The federal government has recommended Oklahoma issue a moratorium on oil and gas disposal wells in the state’s most seismically active areas, but it’s unlikely the state will act on it.
— SDFreePress.org (@SDFreePressorg) October 9, 2016
The story notes that the U.S. Environmental Protection Agency, in an annual review, recommended the Oklahoma Corporation Commission consider the moratorium. Many environmental advocates for years have called for complete or limited moratoriums on disposal wells, which scientists confirmed are triggering earthquakes along Oklahoma’s previously dormant fault lines. The moratorium for now, according to media reports, is recommended essentially for north-central and northwest Oklahoma. For the record, I’ve been among those calling for a complete moratorium.
Hydraulic fracturing, or fracking, is a process in which water laced with toxic chemicals is injected underground in rock formations to create fissures that then release oil and gas. The water is later injected by high pressure underground into what are known as wastewater injection or disposal wells, which have made Oklahoma one of the most seismically active places on the planet, according to scientists and data.
It’s important to note that the massive amount of water needed in fracking operations requires injection wells. Some industry officials have discussed recycling the water, but disposal wells are the most cost-effective way to deal with the water at this time. The point is that fracking here in Oklahoma can’t exist without injection wells. It’s all about fracking.
— E&E Publishing (@EEPublishing) October 7, 2016
Although regulators are quick to point out that the overall number of earthquakes has dropped in Oklahoma since 2015, they often fail to mention the decline may be due to diminished drilling and the diminished need for disposal wells because of low oil prices.
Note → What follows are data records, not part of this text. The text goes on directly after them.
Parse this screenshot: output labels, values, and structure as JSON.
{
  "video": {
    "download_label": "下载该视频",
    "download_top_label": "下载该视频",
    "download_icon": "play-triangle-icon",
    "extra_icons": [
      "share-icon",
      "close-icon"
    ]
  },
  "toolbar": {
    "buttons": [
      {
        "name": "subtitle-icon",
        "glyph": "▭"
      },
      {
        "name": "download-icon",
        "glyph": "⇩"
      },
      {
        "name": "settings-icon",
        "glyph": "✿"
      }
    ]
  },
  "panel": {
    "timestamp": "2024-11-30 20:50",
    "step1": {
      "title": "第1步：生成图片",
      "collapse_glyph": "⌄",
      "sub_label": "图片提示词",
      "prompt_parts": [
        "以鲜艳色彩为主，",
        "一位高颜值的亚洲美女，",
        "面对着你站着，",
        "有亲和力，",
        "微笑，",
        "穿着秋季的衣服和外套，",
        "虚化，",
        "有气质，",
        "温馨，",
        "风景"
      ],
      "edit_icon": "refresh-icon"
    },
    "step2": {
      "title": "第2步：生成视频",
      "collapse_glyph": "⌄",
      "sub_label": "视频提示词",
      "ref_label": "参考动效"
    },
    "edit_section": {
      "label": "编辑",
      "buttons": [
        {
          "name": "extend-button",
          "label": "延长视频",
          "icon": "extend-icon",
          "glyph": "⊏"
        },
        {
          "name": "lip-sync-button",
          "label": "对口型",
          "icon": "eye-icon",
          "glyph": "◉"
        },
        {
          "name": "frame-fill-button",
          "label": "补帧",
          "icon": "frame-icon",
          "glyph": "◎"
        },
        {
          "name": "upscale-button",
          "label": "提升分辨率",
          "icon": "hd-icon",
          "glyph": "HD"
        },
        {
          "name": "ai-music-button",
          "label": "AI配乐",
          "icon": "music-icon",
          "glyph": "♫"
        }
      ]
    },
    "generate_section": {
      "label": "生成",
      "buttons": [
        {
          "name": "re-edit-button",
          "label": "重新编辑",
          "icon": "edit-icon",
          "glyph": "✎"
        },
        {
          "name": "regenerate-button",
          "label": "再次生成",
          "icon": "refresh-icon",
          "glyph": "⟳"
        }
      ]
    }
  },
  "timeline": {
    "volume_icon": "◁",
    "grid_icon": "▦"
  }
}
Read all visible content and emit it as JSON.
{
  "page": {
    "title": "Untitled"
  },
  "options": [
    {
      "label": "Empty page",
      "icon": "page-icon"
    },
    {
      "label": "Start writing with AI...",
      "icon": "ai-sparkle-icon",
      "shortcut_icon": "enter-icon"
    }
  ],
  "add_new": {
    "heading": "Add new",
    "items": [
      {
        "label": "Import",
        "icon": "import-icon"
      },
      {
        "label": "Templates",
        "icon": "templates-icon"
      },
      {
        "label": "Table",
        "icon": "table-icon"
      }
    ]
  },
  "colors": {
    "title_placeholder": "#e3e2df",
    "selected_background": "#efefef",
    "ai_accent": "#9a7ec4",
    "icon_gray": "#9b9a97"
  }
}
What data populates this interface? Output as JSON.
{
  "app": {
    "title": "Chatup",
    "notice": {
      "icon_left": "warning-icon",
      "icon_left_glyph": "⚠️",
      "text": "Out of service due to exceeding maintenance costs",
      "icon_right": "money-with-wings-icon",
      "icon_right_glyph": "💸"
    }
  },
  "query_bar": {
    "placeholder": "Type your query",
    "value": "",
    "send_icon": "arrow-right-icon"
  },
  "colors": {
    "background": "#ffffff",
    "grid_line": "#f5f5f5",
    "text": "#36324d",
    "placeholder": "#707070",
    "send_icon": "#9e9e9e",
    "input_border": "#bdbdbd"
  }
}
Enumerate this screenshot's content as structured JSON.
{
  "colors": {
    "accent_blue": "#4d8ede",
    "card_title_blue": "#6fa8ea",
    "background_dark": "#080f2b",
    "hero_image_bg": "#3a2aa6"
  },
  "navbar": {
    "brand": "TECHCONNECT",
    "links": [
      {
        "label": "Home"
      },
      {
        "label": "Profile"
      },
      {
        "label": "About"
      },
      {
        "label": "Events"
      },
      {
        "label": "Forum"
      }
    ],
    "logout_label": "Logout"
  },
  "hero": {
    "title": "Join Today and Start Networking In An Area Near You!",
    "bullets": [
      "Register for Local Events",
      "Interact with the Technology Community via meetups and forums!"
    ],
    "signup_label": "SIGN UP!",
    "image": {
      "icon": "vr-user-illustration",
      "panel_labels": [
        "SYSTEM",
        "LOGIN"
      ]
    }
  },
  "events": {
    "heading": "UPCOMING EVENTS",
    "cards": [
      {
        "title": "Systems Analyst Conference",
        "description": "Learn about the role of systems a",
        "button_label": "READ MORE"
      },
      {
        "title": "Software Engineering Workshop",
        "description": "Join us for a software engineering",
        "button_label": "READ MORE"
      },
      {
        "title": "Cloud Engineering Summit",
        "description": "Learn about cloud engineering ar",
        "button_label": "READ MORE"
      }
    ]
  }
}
Oklahoma also recently experienced its largest recorded earthquake—a 5.8-magnitude quake near Pawnee—on Sept. 3. That earthquake was felt by millions of people in Oklahoma and surrounding states.
This has become not just an Oklahoma issue but a national and security issue as well. Why would people in other states put up with damage to their property because of fracking operations by oil and gas companies in another state? Cushing, Okla. is home to the world’s biggest oil storage facility, which has the potential to be damaged by quakes, creating vulnerability for our country’s military operations. As it stands now, to state the obvious, fighter jets can’t fly without fuel.
The EPA moratorium recommendation apparently doesn’t carry much weight, and one of the agency’s most vocal opponents, Oklahoma’s infamous global warming denier U.S. Sen. Jim Inhofe, a Republican, has already dismissed the idea along with at least one state industry official.
Environmental advocates here and elsewhere need to sustain their pressure on industry officials and regulators, but it seems likely only a major catastrophic earthquake, a successful lawsuit or more direct federal action will bring about a moratorium. Meanwhile, doomsday scenarios are not just fantasy.They need to be considered intelligently for the sake of Oklahomans, the nation and the world.